## WHAT IS NEEDED
Reproduce all of the entries below exactly, without images.

<<<<

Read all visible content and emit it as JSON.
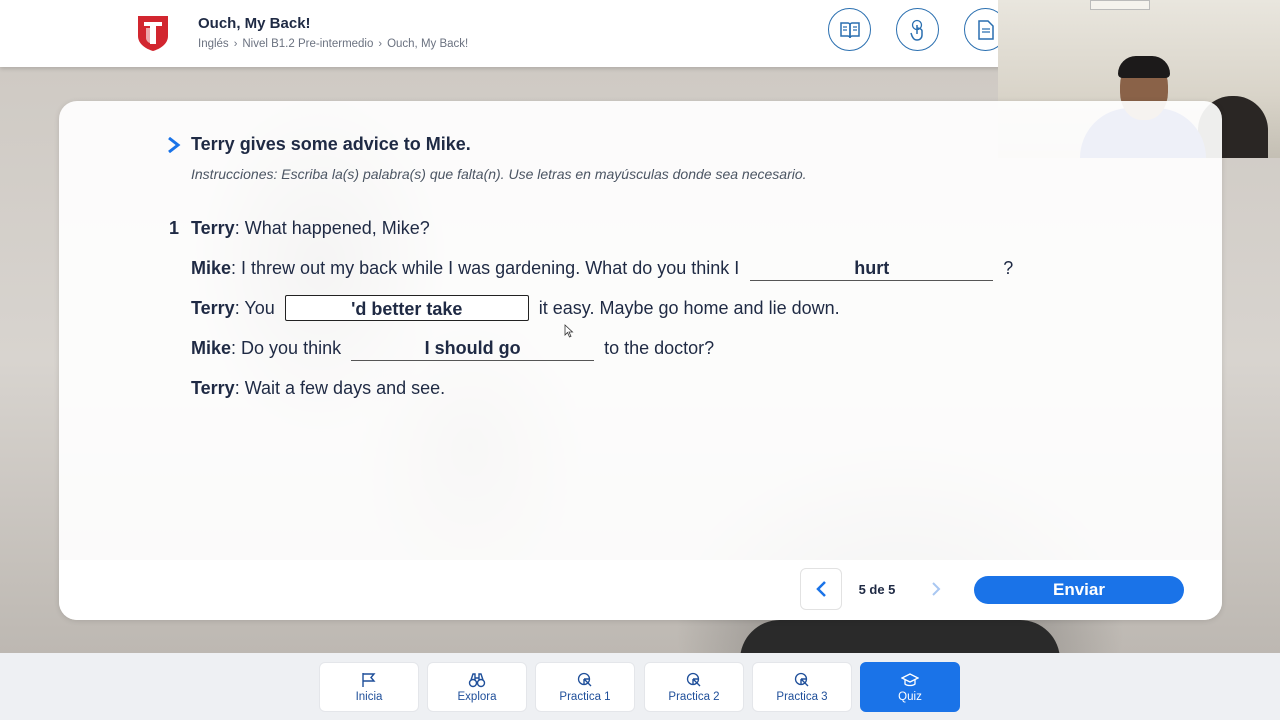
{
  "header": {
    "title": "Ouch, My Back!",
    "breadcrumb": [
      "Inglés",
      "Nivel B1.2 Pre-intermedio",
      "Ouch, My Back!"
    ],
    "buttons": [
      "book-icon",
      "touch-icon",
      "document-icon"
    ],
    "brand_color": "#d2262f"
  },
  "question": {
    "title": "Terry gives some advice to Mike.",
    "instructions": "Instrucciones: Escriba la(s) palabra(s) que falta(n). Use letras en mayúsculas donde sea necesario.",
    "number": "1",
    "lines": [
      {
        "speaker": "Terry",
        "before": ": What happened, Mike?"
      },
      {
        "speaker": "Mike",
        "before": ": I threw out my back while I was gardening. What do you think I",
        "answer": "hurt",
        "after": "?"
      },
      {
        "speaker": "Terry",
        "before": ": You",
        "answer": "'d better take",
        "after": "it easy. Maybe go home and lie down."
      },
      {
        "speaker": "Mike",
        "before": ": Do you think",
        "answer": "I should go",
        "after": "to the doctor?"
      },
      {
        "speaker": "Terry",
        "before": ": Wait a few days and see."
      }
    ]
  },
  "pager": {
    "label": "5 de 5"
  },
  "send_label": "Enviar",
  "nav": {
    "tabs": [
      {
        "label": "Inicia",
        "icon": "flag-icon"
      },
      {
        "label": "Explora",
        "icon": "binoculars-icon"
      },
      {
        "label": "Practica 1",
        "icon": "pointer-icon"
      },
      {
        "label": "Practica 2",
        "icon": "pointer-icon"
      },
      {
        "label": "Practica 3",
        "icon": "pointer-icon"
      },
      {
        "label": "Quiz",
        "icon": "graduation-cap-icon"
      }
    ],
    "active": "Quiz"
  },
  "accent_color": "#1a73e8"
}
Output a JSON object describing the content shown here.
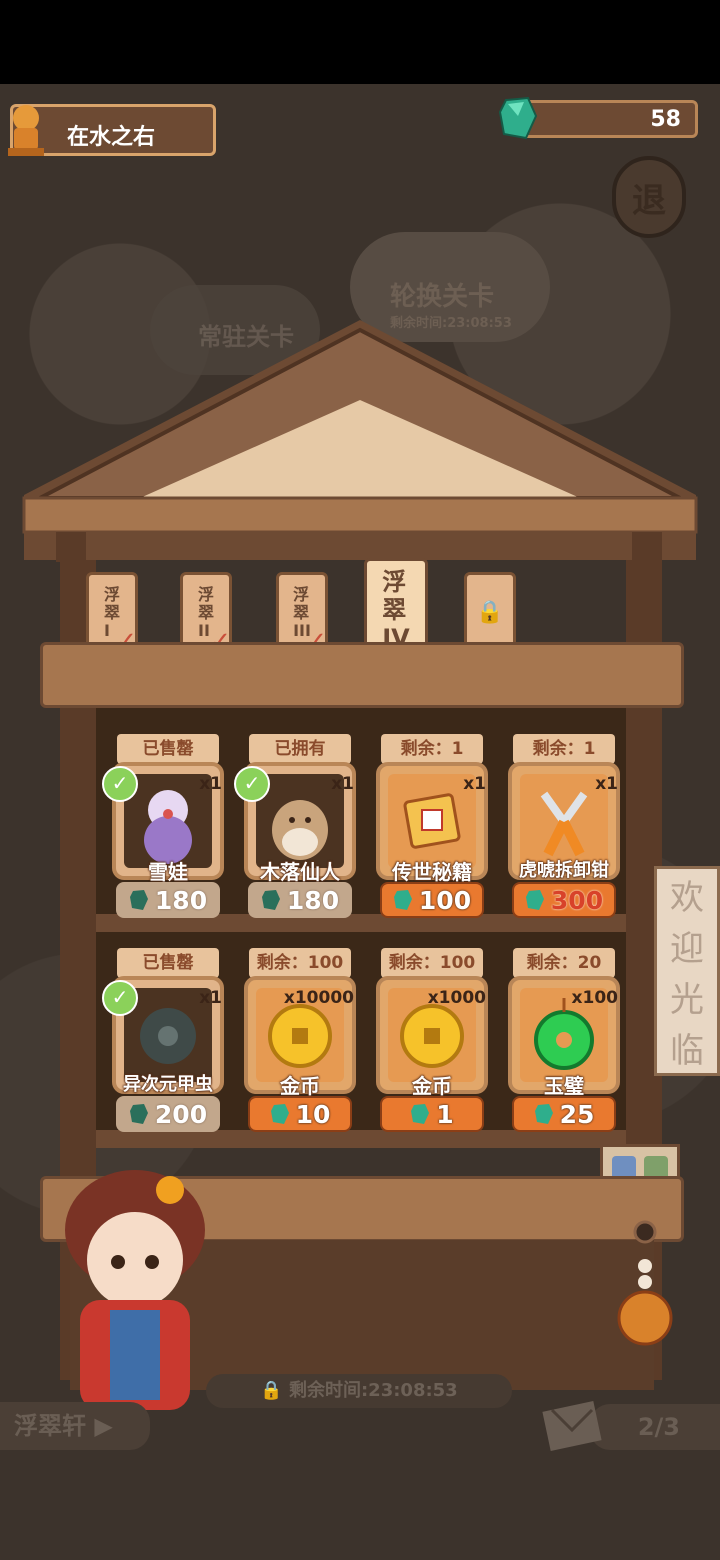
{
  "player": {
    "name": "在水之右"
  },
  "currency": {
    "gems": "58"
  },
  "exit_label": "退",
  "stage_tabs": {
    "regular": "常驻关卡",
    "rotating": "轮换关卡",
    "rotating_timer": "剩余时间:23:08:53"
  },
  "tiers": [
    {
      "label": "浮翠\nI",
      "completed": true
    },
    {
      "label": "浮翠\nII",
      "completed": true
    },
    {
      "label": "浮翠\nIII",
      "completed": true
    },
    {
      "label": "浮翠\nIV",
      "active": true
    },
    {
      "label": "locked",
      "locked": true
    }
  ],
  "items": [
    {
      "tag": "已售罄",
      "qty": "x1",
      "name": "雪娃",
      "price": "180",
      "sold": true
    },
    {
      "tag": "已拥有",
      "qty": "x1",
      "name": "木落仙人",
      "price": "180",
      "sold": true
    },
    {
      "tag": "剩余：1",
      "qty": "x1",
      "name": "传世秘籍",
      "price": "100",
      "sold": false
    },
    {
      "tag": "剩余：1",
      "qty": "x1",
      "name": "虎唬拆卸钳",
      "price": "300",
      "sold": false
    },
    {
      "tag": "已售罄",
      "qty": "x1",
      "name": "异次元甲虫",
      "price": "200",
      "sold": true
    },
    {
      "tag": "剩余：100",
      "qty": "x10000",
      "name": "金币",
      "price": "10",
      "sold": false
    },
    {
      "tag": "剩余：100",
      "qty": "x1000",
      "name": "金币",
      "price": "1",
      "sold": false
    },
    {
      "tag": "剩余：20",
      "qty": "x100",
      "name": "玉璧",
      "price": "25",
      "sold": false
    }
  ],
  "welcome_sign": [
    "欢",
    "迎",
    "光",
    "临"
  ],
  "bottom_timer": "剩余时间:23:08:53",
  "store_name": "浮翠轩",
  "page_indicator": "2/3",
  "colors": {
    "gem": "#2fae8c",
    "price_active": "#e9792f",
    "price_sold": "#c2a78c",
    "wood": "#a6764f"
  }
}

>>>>

## COMPLETED TASK
Read all visible content and emit it as JSON.
{
  "header": {
    "title": "Ouch, My Back!",
    "breadcrumb": [
      "Inglés",
      "Nivel B1.2 Pre-intermedio",
      "Ouch, My Back!"
    ],
    "buttons": [
      "book-icon",
      "touch-icon",
      "document-icon"
    ],
    "brand_color": "#d2262f"
  },
  "question": {
    "title": "Terry gives some advice to Mike.",
    "instructions": "Instrucciones: Escriba la(s) palabra(s) que falta(n). Use letras en mayúsculas donde sea necesario.",
    "number": "1",
    "lines": [
      {
        "speaker": "Terry",
        "before": ": What happened, Mike?"
      },
      {
        "speaker": "Mike",
        "before": ": I threw out my back while I was gardening. What do you think I",
        "answer": "hurt",
        "after": "?"
      },
      {
        "speaker": "Terry",
        "before": ": You",
        "answer": "'d better take",
        "after": "it easy. Maybe go home and lie down."
      },
      {
        "speaker": "Mike",
        "before": ": Do you think",
        "answer": "I should go",
        "after": "to the doctor?"
      },
      {
        "speaker": "Terry",
        "before": ": Wait a few days and see."
      }
    ]
  },
  "pager": {
    "label": "5 de 5"
  },
  "send_label": "Enviar",
  "nav": {
    "tabs": [
      {
        "label": "Inicia",
        "icon": "flag-icon"
      },
      {
        "label": "Explora",
        "icon": "binoculars-icon"
      },
      {
        "label": "Practica 1",
        "icon": "pointer-icon"
      },
      {
        "label": "Practica 2",
        "icon": "pointer-icon"
      },
      {
        "label": "Practica 3",
        "icon": "pointer-icon"
      },
      {
        "label": "Quiz",
        "icon": "graduation-cap-icon"
      }
    ],
    "active": "Quiz"
  },
  "accent_color": "#1a73e8"
}
Output a JSON object describing the content shown here.
{
  "player": {
    "name": "在水之右"
  },
  "currency": {
    "gems": "58"
  },
  "exit_label": "退",
  "stage_tabs": {
    "regular": "常驻关卡",
    "rotating": "轮换关卡",
    "rotating_timer": "剩余时间:23:08:53"
  },
  "tiers": [
    {
      "label": "浮翠\nI",
      "completed": true
    },
    {
      "label": "浮翠\nII",
      "completed": true
    },
    {
      "label": "浮翠\nIII",
      "completed": true
    },
    {
      "label": "浮翠\nIV",
      "active": true
    },
    {
      "label": "locked",
      "locked": true
    }
  ],
  "items": [
    {
      "tag": "已售罄",
      "qty": "x1",
      "name": "雪娃",
      "price": "180",
      "sold": true
    },
    {
      "tag": "已拥有",
      "qty": "x1",
      "name": "木落仙人",
      "price": "180",
      "sold": true
    },
    {
      "tag": "剩余：1",
      "qty": "x1",
      "name": "传世秘籍",
      "price": "100",
      "sold": false
    },
    {
      "tag": "剩余：1",
      "qty": "x1",
      "name": "虎唬拆卸钳",
      "price": "300",
      "sold": false
    },
    {
      "tag": "已售罄",
      "qty": "x1",
      "name": "异次元甲虫",
      "price": "200",
      "sold": true
    },
    {
      "tag": "剩余：100",
      "qty": "x10000",
      "name": "金币",
      "price": "10",
      "sold": false
    },
    {
      "tag": "剩余：100",
      "qty": "x1000",
      "name": "金币",
      "price": "1",
      "sold": false
    },
    {
      "tag": "剩余：20",
      "qty": "x100",
      "name": "玉璧",
      "price": "25",
      "sold": false
    }
  ],
  "welcome_sign": [
    "欢",
    "迎",
    "光",
    "临"
  ],
  "bottom_timer": "剩余时间:23:08:53",
  "store_name": "浮翠轩",
  "page_indicator": "2/3",
  "colors": {
    "gem": "#2fae8c",
    "price_active": "#e9792f",
    "price_sold": "#c2a78c",
    "wood": "#a6764f"
  }
}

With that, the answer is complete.